Canada, despite its open spaces, is more urban than the United States, with most of its population clustered in or near cities not far from the border. And despite the whitebread hoser stereotype, Canada accepts more immigrants per capita than the States, making it ethnically diverse. Adams theorizes that Canada's tradition of compromise as opposed to the pursuit of individual fulfillment has paradoxically made the society better able to tolerate a change like gay marriage.
"The point is that the "conservative' society that values "peace, order, and good government' is also the society whose people feel secure enough to acknowledge interdependence," he writes. "To be interdependent means to acknowledge the essential equality of the "other.' "
That sounds right to Machell Louis-Kante, a Native Canadian from British Columbia who is working as an administrative assistant in Washington. She says America's melting-pot ideal implies that people need to shed differences to become more alike. Canada goes to sometimes awkward lengths to allow differences to dwell in each other's orbit, like putting French and English words on the same sign.
So maybe there is a Canadian identity emerging from all of this. Adams reprints in his book a 2002 New Yorker cartoon showing a man and woman in evening dress having cocktails. The man says, "You seem familiar, yet somehow strange _ are you by any chance Canadian?"
But consider how maddening it must be to live next door to a country that has almost 10 times your own country's population, and significantly more money, science, art and adrenaline to show for it.
One way to come into your own as a Canadian is to look at what Americans are up to _ and do the opposite.
"Part of our problem of differentiating ourselves from the United States _ post-World War II and the creation of a global consumer culture manufactured on Madison Avenue and produced in Tinseltown _ all that has made us look at the United States as a mirror to reflect back not what we are, but what we don't want to be," Griffiths says.
Canada can say it's Canada because it has gay marriage, universal health care, gun control and so on, and America doesn't.

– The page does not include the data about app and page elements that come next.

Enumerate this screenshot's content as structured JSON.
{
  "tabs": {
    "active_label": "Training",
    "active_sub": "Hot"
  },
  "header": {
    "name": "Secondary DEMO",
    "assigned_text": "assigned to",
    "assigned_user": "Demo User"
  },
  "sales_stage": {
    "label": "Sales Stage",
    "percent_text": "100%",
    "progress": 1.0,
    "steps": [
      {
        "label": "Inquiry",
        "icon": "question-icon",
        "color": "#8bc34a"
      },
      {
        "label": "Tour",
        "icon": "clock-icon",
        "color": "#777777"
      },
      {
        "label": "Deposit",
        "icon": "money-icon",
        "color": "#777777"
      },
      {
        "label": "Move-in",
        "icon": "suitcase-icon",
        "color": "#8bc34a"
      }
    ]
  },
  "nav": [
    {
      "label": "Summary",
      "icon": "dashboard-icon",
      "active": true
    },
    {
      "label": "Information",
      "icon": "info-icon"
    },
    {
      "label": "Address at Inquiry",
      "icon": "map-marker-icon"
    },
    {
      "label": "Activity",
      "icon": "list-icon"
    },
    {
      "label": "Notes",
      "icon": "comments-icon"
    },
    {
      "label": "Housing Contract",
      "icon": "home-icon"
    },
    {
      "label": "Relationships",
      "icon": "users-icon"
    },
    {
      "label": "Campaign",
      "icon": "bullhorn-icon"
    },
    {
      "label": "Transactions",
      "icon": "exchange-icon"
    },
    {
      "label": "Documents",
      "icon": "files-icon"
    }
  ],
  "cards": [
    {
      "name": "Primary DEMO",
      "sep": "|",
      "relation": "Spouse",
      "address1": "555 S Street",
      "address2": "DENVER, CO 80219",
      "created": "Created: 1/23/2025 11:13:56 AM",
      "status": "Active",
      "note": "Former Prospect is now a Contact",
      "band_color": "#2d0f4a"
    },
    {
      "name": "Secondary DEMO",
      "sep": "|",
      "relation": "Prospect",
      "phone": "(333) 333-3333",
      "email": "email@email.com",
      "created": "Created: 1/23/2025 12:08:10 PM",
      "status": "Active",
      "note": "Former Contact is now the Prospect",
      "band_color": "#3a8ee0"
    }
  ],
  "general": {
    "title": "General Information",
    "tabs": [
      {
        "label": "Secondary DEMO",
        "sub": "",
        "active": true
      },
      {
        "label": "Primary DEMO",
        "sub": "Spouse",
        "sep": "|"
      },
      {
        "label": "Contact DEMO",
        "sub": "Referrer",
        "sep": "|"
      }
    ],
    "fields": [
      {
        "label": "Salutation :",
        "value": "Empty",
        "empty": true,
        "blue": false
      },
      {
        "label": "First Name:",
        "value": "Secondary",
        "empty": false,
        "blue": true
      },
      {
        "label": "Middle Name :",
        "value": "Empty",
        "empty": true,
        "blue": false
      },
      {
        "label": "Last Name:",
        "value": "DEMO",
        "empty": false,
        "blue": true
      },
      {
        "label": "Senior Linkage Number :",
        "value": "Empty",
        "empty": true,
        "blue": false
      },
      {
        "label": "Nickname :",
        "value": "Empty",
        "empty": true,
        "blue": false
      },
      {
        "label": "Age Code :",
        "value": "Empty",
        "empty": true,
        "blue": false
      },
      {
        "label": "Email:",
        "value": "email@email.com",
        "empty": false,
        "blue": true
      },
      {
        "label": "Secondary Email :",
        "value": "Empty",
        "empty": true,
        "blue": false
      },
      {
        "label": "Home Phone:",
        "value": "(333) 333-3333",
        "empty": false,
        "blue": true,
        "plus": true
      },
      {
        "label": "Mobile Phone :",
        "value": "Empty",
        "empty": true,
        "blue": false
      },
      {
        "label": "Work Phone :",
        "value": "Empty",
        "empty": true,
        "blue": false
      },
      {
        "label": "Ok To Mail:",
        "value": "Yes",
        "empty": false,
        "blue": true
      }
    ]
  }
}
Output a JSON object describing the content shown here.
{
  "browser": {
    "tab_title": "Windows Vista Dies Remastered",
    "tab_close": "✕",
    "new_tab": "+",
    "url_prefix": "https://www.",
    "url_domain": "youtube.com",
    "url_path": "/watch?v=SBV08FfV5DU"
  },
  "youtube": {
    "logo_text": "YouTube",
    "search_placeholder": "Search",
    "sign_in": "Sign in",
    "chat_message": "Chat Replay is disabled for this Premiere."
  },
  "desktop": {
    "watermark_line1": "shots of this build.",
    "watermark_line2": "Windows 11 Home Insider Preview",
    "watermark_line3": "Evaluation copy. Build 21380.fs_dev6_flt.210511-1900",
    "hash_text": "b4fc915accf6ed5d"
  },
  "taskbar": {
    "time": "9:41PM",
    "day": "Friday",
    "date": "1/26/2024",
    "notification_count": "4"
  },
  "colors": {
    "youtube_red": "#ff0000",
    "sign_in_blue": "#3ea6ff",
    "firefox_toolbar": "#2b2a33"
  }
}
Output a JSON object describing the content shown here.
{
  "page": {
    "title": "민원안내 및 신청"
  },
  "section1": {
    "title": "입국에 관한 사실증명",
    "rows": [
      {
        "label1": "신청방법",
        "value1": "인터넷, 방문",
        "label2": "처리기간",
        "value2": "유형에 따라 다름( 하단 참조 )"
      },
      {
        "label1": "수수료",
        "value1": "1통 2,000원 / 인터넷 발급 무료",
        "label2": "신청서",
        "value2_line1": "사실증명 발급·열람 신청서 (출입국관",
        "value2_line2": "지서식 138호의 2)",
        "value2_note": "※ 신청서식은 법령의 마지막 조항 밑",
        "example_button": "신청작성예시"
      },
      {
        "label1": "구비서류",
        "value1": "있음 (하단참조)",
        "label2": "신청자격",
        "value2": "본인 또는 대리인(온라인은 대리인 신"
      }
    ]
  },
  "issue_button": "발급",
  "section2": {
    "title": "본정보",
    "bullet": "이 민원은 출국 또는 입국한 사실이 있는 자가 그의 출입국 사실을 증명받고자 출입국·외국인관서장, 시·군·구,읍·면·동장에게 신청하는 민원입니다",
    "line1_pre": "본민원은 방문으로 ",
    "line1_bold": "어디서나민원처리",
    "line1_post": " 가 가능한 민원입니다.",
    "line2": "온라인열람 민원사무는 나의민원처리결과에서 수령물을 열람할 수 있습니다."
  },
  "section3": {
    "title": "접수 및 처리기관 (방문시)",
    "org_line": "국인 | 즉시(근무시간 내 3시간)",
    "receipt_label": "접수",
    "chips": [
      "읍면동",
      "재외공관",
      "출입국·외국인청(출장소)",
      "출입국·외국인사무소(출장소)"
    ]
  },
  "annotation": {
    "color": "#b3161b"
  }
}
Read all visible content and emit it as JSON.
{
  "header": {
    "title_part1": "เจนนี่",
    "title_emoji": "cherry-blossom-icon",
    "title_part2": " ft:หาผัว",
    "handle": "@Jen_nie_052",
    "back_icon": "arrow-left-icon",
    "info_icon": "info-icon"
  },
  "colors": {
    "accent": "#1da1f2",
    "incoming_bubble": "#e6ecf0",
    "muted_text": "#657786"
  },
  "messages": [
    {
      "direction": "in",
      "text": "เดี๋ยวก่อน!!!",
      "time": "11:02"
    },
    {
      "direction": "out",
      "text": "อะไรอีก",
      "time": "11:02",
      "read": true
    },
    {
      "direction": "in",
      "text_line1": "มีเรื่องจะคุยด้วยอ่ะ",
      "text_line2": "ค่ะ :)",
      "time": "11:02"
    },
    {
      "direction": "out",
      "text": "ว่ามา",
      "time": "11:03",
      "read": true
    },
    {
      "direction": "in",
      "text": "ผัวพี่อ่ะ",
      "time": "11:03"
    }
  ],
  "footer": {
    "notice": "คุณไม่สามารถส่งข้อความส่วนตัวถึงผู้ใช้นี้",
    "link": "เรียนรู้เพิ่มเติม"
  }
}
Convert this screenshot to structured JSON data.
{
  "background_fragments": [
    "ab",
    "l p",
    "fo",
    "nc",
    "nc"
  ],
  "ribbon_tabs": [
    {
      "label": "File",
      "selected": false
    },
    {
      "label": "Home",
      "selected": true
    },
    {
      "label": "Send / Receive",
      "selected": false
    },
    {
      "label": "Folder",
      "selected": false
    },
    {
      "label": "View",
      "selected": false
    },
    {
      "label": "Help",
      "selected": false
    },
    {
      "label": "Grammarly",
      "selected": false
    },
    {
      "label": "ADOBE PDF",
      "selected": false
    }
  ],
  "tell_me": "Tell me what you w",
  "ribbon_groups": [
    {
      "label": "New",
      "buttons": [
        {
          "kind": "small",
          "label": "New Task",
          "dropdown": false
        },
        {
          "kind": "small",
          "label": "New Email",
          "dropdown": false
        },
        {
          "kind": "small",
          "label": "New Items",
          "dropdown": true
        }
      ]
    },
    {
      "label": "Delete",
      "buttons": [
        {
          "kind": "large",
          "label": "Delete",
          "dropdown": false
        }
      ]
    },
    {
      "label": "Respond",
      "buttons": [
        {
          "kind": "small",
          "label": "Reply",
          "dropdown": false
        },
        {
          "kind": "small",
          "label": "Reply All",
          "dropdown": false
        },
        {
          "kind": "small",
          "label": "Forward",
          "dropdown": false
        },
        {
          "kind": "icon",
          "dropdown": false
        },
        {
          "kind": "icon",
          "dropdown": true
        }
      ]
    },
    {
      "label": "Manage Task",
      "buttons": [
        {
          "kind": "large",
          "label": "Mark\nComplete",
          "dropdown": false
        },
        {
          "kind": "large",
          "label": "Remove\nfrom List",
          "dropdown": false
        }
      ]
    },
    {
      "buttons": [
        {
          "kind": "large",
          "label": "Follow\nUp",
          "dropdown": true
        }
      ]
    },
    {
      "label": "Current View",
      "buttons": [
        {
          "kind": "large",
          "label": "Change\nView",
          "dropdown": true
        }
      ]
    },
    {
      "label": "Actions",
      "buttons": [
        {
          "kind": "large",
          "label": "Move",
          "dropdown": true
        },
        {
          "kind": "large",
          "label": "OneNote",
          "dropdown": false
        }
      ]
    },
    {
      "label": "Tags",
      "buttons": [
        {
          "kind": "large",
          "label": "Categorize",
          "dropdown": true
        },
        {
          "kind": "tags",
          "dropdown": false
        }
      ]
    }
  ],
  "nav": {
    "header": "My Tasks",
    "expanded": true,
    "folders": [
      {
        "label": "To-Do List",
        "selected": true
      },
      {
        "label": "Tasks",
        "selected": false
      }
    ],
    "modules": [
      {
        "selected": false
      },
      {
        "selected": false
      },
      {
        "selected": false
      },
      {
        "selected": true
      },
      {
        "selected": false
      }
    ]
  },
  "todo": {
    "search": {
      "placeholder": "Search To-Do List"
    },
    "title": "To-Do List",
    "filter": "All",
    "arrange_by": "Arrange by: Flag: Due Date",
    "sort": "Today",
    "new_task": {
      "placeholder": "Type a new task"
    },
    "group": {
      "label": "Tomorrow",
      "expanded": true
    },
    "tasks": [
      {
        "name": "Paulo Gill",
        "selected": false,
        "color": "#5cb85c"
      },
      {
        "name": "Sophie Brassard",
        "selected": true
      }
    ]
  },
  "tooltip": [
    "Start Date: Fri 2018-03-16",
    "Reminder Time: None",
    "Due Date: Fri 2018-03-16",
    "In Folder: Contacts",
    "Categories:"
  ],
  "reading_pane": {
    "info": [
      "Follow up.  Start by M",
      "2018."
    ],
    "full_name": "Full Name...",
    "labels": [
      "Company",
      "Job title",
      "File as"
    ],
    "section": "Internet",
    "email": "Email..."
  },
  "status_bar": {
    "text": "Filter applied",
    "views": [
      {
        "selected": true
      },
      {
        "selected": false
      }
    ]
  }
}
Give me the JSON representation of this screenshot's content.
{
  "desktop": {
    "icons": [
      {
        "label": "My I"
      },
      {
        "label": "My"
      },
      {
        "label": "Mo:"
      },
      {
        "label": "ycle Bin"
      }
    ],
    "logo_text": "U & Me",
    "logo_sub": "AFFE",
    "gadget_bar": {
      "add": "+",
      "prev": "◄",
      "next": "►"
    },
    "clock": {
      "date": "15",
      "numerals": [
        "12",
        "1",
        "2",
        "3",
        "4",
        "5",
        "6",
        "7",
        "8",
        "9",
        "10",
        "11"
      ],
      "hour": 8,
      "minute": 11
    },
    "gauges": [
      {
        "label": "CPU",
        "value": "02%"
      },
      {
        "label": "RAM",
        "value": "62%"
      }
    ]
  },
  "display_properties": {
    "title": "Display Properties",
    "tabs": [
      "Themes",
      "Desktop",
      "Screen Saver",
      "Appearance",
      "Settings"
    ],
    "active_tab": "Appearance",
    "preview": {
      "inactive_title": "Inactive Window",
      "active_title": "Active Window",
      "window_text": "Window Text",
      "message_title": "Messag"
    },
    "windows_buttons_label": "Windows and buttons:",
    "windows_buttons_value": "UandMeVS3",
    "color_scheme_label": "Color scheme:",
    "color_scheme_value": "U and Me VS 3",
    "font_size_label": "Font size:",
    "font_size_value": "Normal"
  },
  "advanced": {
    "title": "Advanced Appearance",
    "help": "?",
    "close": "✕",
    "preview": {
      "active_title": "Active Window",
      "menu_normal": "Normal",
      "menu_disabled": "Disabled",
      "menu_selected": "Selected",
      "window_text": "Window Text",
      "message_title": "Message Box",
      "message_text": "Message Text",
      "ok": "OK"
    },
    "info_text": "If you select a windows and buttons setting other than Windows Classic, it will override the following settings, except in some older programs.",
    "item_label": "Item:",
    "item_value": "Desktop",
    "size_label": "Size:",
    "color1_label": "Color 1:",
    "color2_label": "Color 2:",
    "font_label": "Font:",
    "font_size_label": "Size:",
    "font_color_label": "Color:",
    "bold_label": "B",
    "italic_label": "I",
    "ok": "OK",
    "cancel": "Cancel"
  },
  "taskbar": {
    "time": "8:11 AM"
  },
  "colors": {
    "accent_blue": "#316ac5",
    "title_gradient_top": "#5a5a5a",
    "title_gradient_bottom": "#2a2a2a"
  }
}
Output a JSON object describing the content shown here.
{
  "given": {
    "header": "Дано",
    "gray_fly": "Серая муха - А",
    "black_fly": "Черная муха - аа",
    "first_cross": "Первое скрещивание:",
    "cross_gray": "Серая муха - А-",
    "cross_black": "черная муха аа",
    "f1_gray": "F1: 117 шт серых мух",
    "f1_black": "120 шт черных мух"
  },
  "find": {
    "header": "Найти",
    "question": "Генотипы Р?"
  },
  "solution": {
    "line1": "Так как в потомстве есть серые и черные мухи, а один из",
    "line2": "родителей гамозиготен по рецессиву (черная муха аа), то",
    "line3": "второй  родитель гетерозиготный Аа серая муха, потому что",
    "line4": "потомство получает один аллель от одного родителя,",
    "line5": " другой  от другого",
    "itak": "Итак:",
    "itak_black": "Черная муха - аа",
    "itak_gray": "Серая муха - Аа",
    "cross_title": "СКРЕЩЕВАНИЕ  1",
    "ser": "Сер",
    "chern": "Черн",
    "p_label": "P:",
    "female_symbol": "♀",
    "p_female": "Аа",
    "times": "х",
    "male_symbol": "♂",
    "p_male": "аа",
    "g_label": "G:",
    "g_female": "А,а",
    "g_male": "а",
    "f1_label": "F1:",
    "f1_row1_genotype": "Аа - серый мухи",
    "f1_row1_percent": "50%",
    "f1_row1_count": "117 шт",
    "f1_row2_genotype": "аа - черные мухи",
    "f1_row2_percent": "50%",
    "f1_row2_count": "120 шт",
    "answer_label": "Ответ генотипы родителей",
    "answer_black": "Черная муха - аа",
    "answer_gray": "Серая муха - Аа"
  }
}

Says Griffiths: "I think if the United States ever got a handle on universal health care and gun control, Canada would have a major identity crisis on its hands."